Bankruptcy rule 1016 controls what happens when a debtor dies during the bankruptcy. It states:

Death or incompetency of the debtor shall not abate a liquidation case under chapter 7 of the Code. In such event the estate shall be administered and the case concluded in the same manner, so far as possible, as though the death or incompetency had not occurred. If a reorganization, family farmer’s debt adjustment, or individual’s debt adjustment case is pending under chapter 11, chapter 12, or chapter 13, the case may be dismissed; or if further administration is possible and in the best interest of the parties, the case may proceed and be concluded in the same manner, so far as possible, as though the death or incompetency had not occurred.

Death During a Chapter 7

If the debtor is in a Chapter 7 bankruptcy, the case can be finished up and the debts can still be discharged at the conclusion of the case.

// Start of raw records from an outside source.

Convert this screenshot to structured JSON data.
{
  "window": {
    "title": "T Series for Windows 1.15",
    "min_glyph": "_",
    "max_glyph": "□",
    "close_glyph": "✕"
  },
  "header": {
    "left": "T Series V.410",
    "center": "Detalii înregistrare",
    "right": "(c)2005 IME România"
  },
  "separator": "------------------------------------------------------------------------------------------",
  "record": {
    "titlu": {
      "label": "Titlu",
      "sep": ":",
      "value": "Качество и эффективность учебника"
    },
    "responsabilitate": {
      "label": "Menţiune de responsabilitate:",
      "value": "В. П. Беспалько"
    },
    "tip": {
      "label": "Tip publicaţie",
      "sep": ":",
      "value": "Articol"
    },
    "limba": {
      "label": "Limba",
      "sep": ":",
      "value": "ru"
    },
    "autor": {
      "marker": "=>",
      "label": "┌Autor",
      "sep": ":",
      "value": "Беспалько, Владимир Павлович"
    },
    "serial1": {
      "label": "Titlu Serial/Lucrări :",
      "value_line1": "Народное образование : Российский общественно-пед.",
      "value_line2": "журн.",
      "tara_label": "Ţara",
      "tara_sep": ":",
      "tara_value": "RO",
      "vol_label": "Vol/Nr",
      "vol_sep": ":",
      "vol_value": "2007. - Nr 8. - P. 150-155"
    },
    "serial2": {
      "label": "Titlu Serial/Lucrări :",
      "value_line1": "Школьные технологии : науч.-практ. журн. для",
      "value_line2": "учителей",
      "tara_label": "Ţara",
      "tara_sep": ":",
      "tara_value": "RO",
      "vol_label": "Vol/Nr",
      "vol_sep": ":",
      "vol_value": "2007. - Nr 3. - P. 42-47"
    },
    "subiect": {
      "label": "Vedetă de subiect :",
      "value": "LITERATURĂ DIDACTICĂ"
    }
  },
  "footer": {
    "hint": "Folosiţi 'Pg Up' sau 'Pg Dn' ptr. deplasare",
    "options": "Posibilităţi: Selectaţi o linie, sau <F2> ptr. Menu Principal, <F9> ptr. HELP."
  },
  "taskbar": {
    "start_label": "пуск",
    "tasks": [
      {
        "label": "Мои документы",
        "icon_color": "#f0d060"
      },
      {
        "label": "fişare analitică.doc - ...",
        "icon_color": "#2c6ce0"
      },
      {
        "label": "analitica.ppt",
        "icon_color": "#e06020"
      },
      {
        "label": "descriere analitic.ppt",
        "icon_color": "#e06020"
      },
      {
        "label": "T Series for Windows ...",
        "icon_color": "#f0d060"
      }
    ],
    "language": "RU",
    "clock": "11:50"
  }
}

In every bankruptcy case, the debtor has to appear at a hearing called a Section 341 Meeting of the Creditors. At the hearing, the Trustee asks questions about the debtor’s financial affairs. If the debtor has passed, someone familiar with the debtor’s financial circumstances can testify. For example, a surviving spouse or the Personal Representative of the decedent’s Estate. The mandatory Debtor Education course would have to be waived by the court based on the “disablity” of the debtor.

Death During a Chapter 13

Chapter 13′s are different from a Chapter 7 as a 13 requires a monthly payment plan. If the debtor has passed and cannot make the payments, the Chapter 13 plan will obviously fail. There are a few possible outcomes depending on the case: The court could dismiss the case. No further payments are made and the debts are not discharged; the Estate could continue making payments or make a lump sum payment to satisfy the obligations if the bankruptcy court allows it; and,  there is also the possibility the court would grant the debtor a hardship discharge and allow the immediate discharge of the debt without the need for further payments. None of these options are mandatory and are decided on a case by case basis by the judge.

Why Bother?

The single best reason to continue the case after the debtor dies is to allow the heirs to inherit free of any claims of creditors. While heirs, a spouse, or a personal representative are not personally responsible for any of the debt of the debtor, the Estate may be. A discharge eliminates any possible claims of creditors on any assets.

Time is of the essence in a situation like this. The bankruptcy court will not wait forever for something to happen and may dismiss the case if action isn’t taken right away.

Ready to talk? Ready to talk? Contact us and set up an appointment. Give us a call at  313-291-0240.

Chris McAvoy is a Taylor, Michigan attorney and consumer bankruptcy  lawyer who helps people with bankruptcy, family law,  and  estate  planning.  To find out more or set up an  appointment, click here  for  contact info. We help  people in Taylor, Allen Park, Southgate,  Lincoln  Park, Riverview, Trenton, Flat  Rock, Wyandotte, Brownstown,  Belleville,  Dearborn, Dearborn Heights, and the  Downriver,  Michigan  area.

D also stands for:

 

 

 

photo by: Joopey